Problem requirements: For each line of the data below that holds "with", copy the line.

------ Information given ------

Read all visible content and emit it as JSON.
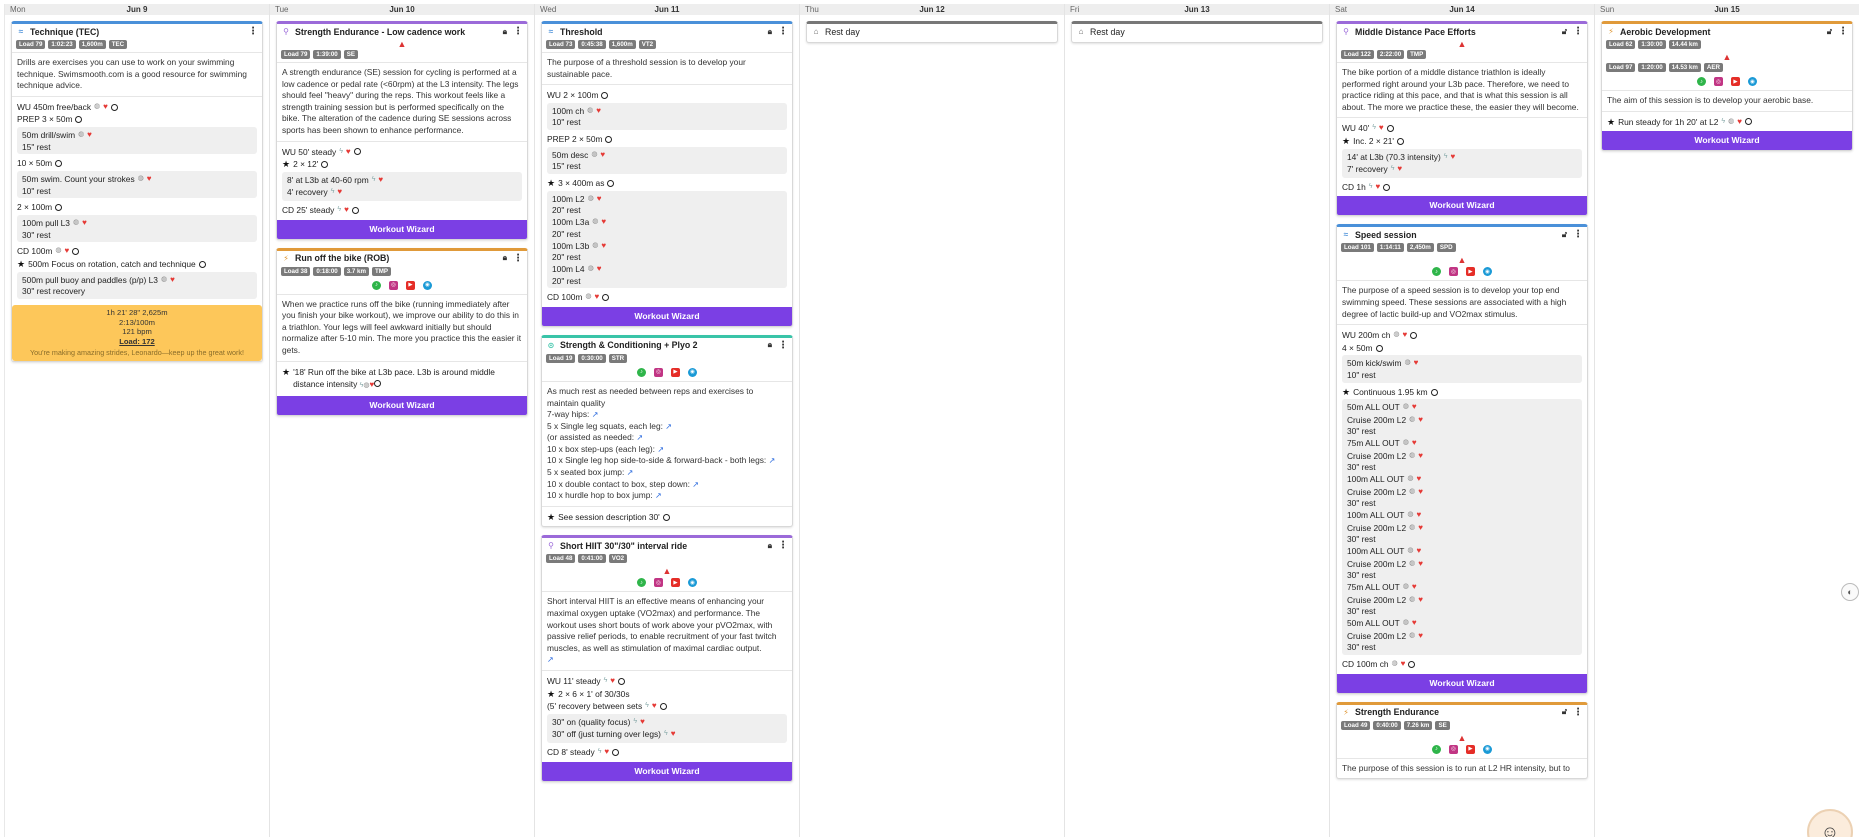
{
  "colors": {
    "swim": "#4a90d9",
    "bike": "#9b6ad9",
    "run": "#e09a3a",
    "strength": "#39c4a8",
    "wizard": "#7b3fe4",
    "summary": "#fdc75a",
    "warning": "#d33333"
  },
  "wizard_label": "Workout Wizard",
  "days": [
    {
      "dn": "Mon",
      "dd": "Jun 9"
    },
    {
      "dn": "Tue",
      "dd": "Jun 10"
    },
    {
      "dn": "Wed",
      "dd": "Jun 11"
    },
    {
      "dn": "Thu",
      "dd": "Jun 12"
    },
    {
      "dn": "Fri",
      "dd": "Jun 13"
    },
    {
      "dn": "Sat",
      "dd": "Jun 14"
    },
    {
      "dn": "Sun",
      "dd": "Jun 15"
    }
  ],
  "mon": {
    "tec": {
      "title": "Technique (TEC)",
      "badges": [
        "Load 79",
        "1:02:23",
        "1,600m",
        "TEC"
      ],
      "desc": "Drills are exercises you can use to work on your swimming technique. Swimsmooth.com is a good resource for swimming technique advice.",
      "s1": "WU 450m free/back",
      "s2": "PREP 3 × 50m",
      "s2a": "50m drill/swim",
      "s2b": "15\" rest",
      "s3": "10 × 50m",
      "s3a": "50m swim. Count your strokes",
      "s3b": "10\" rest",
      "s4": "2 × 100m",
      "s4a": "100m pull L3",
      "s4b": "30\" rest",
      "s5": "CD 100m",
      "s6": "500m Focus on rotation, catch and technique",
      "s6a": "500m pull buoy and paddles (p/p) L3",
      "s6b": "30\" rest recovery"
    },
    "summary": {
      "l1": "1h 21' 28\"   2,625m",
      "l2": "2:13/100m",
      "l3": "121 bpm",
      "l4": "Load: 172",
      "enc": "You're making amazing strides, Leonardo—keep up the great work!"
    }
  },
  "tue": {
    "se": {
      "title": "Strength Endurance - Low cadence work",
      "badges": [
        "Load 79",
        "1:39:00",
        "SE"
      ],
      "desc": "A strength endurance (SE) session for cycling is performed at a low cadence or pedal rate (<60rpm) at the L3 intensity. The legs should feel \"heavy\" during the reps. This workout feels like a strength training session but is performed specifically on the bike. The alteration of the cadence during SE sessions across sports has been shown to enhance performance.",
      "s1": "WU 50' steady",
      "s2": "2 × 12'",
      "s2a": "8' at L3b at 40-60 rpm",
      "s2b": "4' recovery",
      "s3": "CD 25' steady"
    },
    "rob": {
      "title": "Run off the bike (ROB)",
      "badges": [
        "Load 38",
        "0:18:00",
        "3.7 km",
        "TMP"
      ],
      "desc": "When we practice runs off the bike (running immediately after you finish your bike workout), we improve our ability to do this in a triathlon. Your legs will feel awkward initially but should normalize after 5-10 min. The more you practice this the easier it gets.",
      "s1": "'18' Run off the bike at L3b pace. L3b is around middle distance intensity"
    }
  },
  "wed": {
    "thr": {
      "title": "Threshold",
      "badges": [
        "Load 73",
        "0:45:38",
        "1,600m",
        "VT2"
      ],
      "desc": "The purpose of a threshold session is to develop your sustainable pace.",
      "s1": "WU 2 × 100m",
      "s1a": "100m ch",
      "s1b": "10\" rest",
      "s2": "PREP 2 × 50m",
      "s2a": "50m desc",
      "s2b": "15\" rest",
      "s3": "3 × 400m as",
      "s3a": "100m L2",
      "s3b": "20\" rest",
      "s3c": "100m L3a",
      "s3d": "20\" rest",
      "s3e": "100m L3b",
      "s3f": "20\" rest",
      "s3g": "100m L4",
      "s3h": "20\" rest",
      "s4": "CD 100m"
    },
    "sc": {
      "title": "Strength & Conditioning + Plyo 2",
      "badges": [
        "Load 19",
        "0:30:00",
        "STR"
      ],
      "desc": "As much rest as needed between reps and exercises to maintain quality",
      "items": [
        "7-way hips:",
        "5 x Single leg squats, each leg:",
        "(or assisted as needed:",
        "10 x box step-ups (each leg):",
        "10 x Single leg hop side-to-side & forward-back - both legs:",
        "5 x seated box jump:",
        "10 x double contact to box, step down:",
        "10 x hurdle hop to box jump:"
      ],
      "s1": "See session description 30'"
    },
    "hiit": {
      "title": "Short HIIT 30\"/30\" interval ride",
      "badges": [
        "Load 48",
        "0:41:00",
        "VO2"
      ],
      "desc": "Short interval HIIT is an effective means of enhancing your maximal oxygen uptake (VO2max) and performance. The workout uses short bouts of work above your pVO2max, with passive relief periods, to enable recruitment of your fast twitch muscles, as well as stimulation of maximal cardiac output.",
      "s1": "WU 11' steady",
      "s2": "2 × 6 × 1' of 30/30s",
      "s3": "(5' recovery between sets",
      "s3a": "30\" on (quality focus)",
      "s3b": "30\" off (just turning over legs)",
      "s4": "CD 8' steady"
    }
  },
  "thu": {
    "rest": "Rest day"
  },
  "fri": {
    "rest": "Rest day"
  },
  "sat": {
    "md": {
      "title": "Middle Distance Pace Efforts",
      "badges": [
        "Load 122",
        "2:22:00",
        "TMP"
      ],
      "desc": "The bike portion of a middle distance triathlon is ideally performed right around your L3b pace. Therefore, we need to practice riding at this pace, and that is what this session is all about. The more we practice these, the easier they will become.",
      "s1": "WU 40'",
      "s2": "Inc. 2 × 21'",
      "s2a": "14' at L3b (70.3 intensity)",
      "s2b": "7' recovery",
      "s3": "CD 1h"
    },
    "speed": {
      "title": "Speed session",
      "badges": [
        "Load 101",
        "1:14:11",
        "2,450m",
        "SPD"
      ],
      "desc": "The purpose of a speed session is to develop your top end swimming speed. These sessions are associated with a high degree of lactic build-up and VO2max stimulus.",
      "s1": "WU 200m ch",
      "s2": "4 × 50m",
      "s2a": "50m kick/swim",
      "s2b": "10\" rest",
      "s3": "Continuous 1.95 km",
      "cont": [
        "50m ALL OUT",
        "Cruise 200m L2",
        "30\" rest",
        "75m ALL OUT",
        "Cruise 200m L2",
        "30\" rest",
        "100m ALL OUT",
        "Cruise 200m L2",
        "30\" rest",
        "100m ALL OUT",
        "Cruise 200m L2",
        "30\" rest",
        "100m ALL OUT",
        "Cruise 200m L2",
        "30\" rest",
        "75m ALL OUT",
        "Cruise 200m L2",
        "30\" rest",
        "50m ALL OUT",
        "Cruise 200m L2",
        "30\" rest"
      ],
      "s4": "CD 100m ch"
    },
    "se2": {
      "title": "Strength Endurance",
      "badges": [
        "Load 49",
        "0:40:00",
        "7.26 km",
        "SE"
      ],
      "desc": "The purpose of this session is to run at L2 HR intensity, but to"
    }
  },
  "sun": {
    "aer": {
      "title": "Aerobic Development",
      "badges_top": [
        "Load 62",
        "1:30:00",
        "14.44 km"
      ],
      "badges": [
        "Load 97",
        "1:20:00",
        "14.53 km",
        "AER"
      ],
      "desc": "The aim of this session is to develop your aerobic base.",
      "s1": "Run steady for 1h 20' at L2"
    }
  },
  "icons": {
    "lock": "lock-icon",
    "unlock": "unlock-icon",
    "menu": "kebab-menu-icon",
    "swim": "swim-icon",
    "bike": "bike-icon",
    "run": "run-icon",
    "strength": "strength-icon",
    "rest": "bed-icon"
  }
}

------

Result of the exercise:
      "desc": "Short interval HIIT is an effective means of enhancing your maximal oxygen uptake (VO2max) and performance. The workout uses short bouts of work above your pVO2max, with passive relief periods, to enable recruitment of your fast twitch muscles, as well as stimulation of maximal cardiac output.",
      "desc": "The purpose of a speed session is to develop your top end swimming speed. These sessions are associated with a high degree of lactic build-up and VO2max stimulus.",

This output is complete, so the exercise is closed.